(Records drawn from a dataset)
------------------------------------------------

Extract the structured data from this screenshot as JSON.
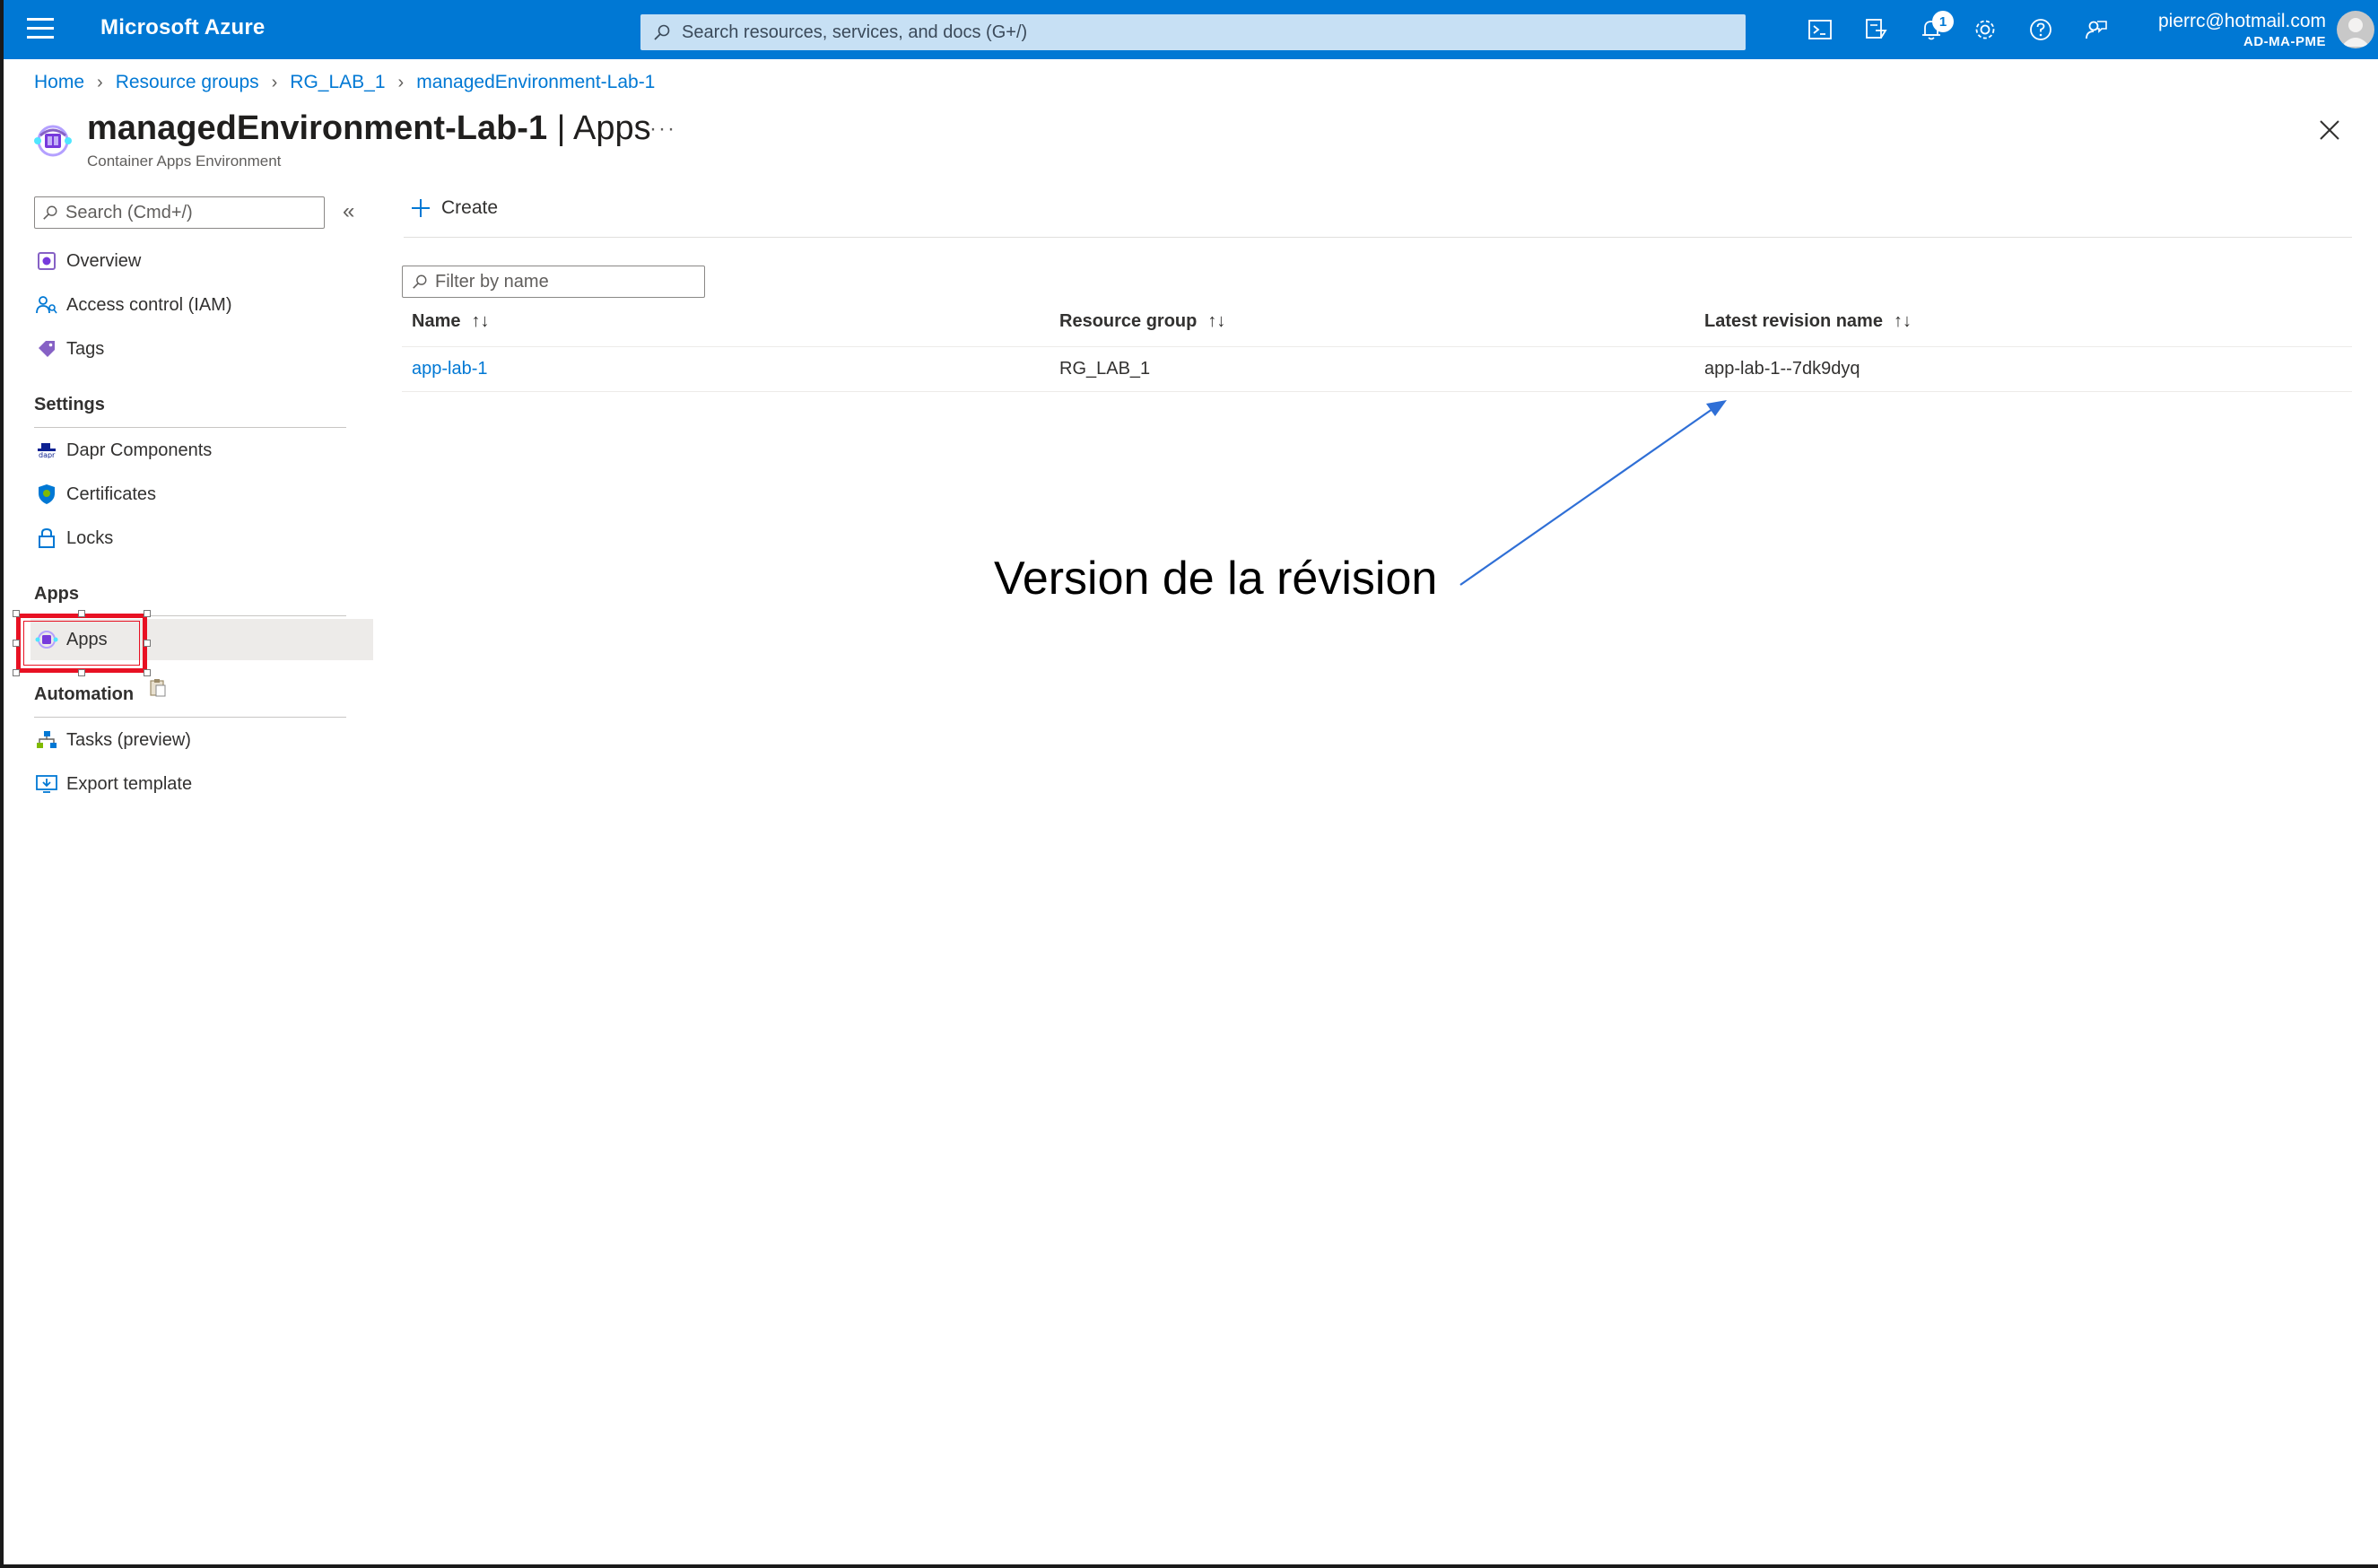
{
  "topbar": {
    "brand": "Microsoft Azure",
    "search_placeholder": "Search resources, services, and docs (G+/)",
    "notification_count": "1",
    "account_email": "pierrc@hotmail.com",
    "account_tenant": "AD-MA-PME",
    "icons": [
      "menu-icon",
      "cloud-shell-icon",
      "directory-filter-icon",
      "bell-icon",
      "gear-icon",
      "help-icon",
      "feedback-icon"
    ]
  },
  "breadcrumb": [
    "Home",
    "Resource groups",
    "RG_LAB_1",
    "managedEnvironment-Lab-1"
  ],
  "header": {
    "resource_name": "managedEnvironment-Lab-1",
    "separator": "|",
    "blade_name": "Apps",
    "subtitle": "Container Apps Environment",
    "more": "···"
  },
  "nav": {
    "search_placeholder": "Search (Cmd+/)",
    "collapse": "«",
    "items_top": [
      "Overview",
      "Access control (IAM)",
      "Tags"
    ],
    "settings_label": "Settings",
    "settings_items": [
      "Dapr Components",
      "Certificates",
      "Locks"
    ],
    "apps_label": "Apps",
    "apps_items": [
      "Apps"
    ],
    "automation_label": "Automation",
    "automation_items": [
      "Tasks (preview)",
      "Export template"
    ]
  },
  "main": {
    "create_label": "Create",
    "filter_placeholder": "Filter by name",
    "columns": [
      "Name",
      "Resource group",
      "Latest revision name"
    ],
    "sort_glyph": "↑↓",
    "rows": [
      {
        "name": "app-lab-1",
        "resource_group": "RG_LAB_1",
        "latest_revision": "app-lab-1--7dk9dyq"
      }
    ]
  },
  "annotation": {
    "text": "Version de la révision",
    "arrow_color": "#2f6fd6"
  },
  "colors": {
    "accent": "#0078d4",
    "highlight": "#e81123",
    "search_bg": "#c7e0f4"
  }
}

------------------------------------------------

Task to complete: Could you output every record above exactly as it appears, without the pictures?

Response to the task:
Extract the structured data from this screenshot as JSON.
{
  "topbar": {
    "brand": "Microsoft Azure",
    "search_placeholder": "Search resources, services, and docs (G+/)",
    "notification_count": "1",
    "account_email": "pierrc@hotmail.com",
    "account_tenant": "AD-MA-PME",
    "icons": [
      "menu-icon",
      "cloud-shell-icon",
      "directory-filter-icon",
      "bell-icon",
      "gear-icon",
      "help-icon",
      "feedback-icon"
    ]
  },
  "breadcrumb": [
    "Home",
    "Resource groups",
    "RG_LAB_1",
    "managedEnvironment-Lab-1"
  ],
  "header": {
    "resource_name": "managedEnvironment-Lab-1",
    "separator": "|",
    "blade_name": "Apps",
    "subtitle": "Container Apps Environment",
    "more": "···"
  },
  "nav": {
    "search_placeholder": "Search (Cmd+/)",
    "collapse": "«",
    "items_top": [
      "Overview",
      "Access control (IAM)",
      "Tags"
    ],
    "settings_label": "Settings",
    "settings_items": [
      "Dapr Components",
      "Certificates",
      "Locks"
    ],
    "apps_label": "Apps",
    "apps_items": [
      "Apps"
    ],
    "automation_label": "Automation",
    "automation_items": [
      "Tasks (preview)",
      "Export template"
    ]
  },
  "main": {
    "create_label": "Create",
    "filter_placeholder": "Filter by name",
    "columns": [
      "Name",
      "Resource group",
      "Latest revision name"
    ],
    "sort_glyph": "↑↓",
    "rows": [
      {
        "name": "app-lab-1",
        "resource_group": "RG_LAB_1",
        "latest_revision": "app-lab-1--7dk9dyq"
      }
    ]
  },
  "annotation": {
    "text": "Version de la révision",
    "arrow_color": "#2f6fd6"
  },
  "colors": {
    "accent": "#0078d4",
    "highlight": "#e81123",
    "search_bg": "#c7e0f4"
  }
}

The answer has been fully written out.